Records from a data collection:
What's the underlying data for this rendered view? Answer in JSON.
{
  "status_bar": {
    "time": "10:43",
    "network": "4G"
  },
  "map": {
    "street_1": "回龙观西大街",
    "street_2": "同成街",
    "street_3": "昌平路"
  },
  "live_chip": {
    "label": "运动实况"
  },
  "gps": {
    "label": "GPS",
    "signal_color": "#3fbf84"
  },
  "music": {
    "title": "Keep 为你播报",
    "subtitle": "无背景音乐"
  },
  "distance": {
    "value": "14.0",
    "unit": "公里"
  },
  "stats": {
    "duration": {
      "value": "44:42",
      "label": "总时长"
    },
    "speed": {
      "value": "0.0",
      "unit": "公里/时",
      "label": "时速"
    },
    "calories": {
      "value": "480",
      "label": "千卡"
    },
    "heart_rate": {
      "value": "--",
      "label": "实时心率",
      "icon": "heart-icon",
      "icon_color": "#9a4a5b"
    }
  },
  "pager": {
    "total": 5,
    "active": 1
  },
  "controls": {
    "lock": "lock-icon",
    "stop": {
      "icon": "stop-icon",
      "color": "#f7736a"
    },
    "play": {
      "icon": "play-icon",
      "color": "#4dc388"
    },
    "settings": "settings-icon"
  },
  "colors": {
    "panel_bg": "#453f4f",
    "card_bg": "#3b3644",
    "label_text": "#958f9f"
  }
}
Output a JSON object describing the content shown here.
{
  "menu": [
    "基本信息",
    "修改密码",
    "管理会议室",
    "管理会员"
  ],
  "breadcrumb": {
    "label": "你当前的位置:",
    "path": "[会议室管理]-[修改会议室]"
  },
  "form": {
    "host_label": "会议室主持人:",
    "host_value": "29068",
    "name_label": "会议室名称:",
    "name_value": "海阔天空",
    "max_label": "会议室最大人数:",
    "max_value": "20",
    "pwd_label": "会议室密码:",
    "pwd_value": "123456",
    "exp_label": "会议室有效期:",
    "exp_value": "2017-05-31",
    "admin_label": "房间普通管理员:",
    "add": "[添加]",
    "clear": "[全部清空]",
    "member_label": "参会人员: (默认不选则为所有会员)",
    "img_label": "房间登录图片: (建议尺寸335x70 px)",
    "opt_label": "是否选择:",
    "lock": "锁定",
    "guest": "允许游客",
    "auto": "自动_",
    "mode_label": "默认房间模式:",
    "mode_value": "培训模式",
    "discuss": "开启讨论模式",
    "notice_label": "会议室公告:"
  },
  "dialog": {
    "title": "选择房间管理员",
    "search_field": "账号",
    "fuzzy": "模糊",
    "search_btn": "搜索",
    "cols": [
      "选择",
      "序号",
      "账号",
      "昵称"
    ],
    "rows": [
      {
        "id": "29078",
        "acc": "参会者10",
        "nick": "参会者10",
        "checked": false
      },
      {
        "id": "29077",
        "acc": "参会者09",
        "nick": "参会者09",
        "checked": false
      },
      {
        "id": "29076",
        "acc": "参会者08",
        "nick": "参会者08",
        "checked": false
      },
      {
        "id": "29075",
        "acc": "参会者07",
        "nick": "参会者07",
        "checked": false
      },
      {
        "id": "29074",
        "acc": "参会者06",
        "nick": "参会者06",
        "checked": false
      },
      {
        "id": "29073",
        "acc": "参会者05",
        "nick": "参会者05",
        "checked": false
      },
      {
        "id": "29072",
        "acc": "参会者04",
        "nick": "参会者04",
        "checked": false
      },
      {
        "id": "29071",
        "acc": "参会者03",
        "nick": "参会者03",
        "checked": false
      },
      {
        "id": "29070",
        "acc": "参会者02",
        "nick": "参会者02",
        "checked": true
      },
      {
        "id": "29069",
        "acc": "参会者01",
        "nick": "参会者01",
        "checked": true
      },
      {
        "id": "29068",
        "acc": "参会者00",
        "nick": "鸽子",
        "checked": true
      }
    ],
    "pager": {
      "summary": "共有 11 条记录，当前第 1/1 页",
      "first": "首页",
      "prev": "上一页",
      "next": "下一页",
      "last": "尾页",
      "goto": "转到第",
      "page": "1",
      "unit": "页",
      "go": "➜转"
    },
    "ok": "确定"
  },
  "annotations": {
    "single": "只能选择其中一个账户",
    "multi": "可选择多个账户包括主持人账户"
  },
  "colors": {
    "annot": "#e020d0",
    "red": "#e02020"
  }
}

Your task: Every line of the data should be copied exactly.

Answer to this exercise:
What's the underlying data for this rendered view? Answer in JSON.
{
  "status_bar": {
    "time": "10:43",
    "network": "4G"
  },
  "map": {
    "street_1": "回龙观西大街",
    "street_2": "同成街",
    "street_3": "昌平路"
  },
  "live_chip": {
    "label": "运动实况"
  },
  "gps": {
    "label": "GPS",
    "signal_color": "#3fbf84"
  },
  "music": {
    "title": "Keep 为你播报",
    "subtitle": "无背景音乐"
  },
  "distance": {
    "value": "14.0",
    "unit": "公里"
  },
  "stats": {
    "duration": {
      "value": "44:42",
      "label": "总时长"
    },
    "speed": {
      "value": "0.0",
      "unit": "公里/时",
      "label": "时速"
    },
    "calories": {
      "value": "480",
      "label": "千卡"
    },
    "heart_rate": {
      "value": "--",
      "label": "实时心率",
      "icon": "heart-icon",
      "icon_color": "#9a4a5b"
    }
  },
  "pager": {
    "total": 5,
    "active": 1
  },
  "controls": {
    "lock": "lock-icon",
    "stop": {
      "icon": "stop-icon",
      "color": "#f7736a"
    },
    "play": {
      "icon": "play-icon",
      "color": "#4dc388"
    },
    "settings": "settings-icon"
  },
  "colors": {
    "panel_bg": "#453f4f",
    "card_bg": "#3b3644",
    "label_text": "#958f9f"
  }
}
Output a JSON object describing the content shown here.
{
  "menu": [
    "基本信息",
    "修改密码",
    "管理会议室",
    "管理会员"
  ],
  "breadcrumb": {
    "label": "你当前的位置:",
    "path": "[会议室管理]-[修改会议室]"
  },
  "form": {
    "host_label": "会议室主持人:",
    "host_value": "29068",
    "name_label": "会议室名称:",
    "name_value": "海阔天空",
    "max_label": "会议室最大人数:",
    "max_value": "20",
    "pwd_label": "会议室密码:",
    "pwd_value": "123456",
    "exp_label": "会议室有效期:",
    "exp_value": "2017-05-31",
    "admin_label": "房间普通管理员:",
    "add": "[添加]",
    "clear": "[全部清空]",
    "member_label": "参会人员: (默认不选则为所有会员)",
    "img_label": "房间登录图片: (建议尺寸335x70 px)",
    "opt_label": "是否选择:",
    "lock": "锁定",
    "guest": "允许游客",
    "auto": "自动_",
    "mode_label": "默认房间模式:",
    "mode_value": "培训模式",
    "discuss": "开启讨论模式",
    "notice_label": "会议室公告:"
  },
  "dialog": {
    "title": "选择房间管理员",
    "search_field": "账号",
    "fuzzy": "模糊",
    "search_btn": "搜索",
    "cols": [
      "选择",
      "序号",
      "账号",
      "昵称"
    ],
    "rows": [
      {
        "id": "29078",
        "acc": "参会者10",
        "nick": "参会者10",
        "checked": false
      },
      {
        "id": "29077",
        "acc": "参会者09",
        "nick": "参会者09",
        "checked": false
      },
      {
        "id": "29076",
        "acc": "参会者08",
        "nick": "参会者08",
        "checked": false
      },
      {
        "id": "29075",
        "acc": "参会者07",
        "nick": "参会者07",
        "checked": false
      },
      {
        "id": "29074",
        "acc": "参会者06",
        "nick": "参会者06",
        "checked": false
      },
      {
        "id": "29073",
        "acc": "参会者05",
        "nick": "参会者05",
        "checked": false
      },
      {
        "id": "29072",
        "acc": "参会者04",
        "nick": "参会者04",
        "checked": false
      },
      {
        "id": "29071",
        "acc": "参会者03",
        "nick": "参会者03",
        "checked": false
      },
      {
        "id": "29070",
        "acc": "参会者02",
        "nick": "参会者02",
        "checked": true
      },
      {
        "id": "29069",
        "acc": "参会者01",
        "nick": "参会者01",
        "checked": true
      },
      {
        "id": "29068",
        "acc": "参会者00",
        "nick": "鸽子",
        "checked": true
      }
    ],
    "pager": {
      "summary": "共有 11 条记录，当前第 1/1 页",
      "first": "首页",
      "prev": "上一页",
      "next": "下一页",
      "last": "尾页",
      "goto": "转到第",
      "page": "1",
      "unit": "页",
      "go": "➜转"
    },
    "ok": "确定"
  },
  "annotations": {
    "single": "只能选择其中一个账户",
    "multi": "可选择多个账户包括主持人账户"
  },
  "colors": {
    "annot": "#e020d0",
    "red": "#e02020"
  }
}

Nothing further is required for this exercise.